___ Information provided

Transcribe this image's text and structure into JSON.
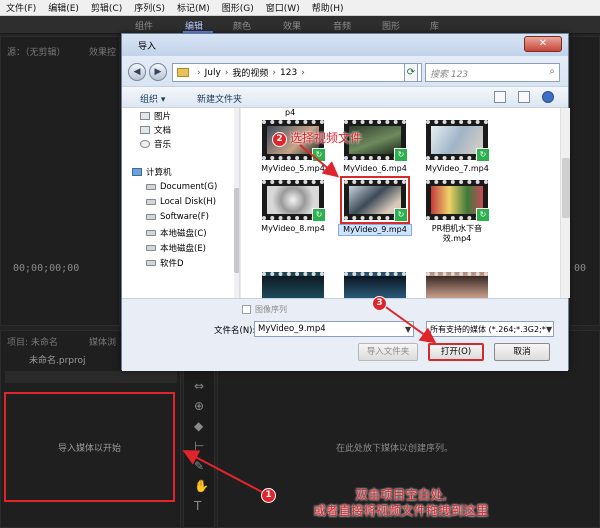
{
  "menu": [
    "文件(F)",
    "编辑(E)",
    "剪辑(C)",
    "序列(S)",
    "标记(M)",
    "图形(G)",
    "窗口(W)",
    "帮助(H)"
  ],
  "workspace_tabs": [
    "组件",
    "编辑",
    "颜色",
    "效果",
    "音频",
    "图形",
    "库"
  ],
  "source_panel": {
    "tab": "源：（无剪辑）",
    "tab2": "效果控"
  },
  "timecodes": {
    "left": "00;00;00;00",
    "right": "00"
  },
  "project_panel": {
    "tab": "项目: 未命名",
    "tab2": "媒体浏",
    "file": "未命名.prproj",
    "import_hint": "导入媒体以开始"
  },
  "timeline_hint": "在此处放下媒体以创建序列。",
  "dialog": {
    "title": "导入",
    "close": "✕",
    "path": [
      "July",
      "我的视频",
      "123"
    ],
    "search_placeholder": "搜索 123",
    "organize": "组织 ▾",
    "new_folder": "新建文件夹",
    "nav_items": [
      "图片",
      "文档",
      "音乐",
      "计算机",
      "Document(G)",
      "Local Disk(H)",
      "Software(F)",
      "本地磁盘(C)",
      "本地磁盘(E)",
      "软件D"
    ],
    "files": [
      {
        "name": "MyVideo_5.mp4",
        "scene": "hands"
      },
      {
        "name": "MyVideo_6.mp4",
        "scene": "forest"
      },
      {
        "name": "MyVideo_7.mp4",
        "scene": "portrait"
      },
      {
        "name": "MyVideo_8.mp4",
        "scene": "sketch"
      },
      {
        "name": "MyVideo_9.mp4",
        "scene": "guitar",
        "selected": true
      },
      {
        "name": "PR相机水下音效.mp4",
        "scene": "flowers"
      }
    ],
    "partial_top": "p4",
    "image_sequence": "图像序列",
    "filename_label": "文件名(N):",
    "filename_value": "MyVideo_9.mp4",
    "filter": "所有支持的媒体 (*.264;*.3G2;*",
    "btn_import_folder": "导入文件夹",
    "btn_open": "打开(O)",
    "btn_cancel": "取消"
  },
  "annotations": {
    "step1_num": "1",
    "step1_text": [
      "双击项目空白处,",
      "或者直接将视频文件拖拽到这里"
    ],
    "step2_num": "2",
    "step2_text": "选择视频文件",
    "step3_num": "3"
  },
  "colors": {
    "annotation_red": "#e0242b",
    "premiere_bg": "#232323",
    "dialog_bg": "#e9eef6"
  }
}
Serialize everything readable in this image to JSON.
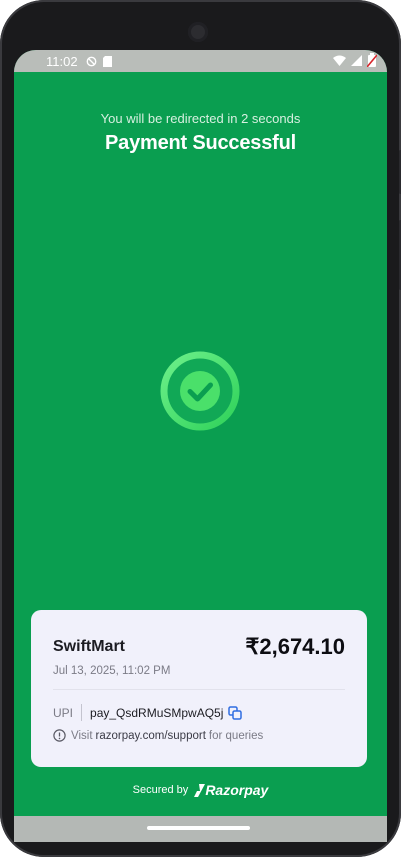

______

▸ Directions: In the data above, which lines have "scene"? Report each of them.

▸ Task result:
        "scene": "hands"
        "scene": "forest"
        "scene": "portrait"
        "scene": "sketch"
        "scene": "guitar",
        "scene": "flowers"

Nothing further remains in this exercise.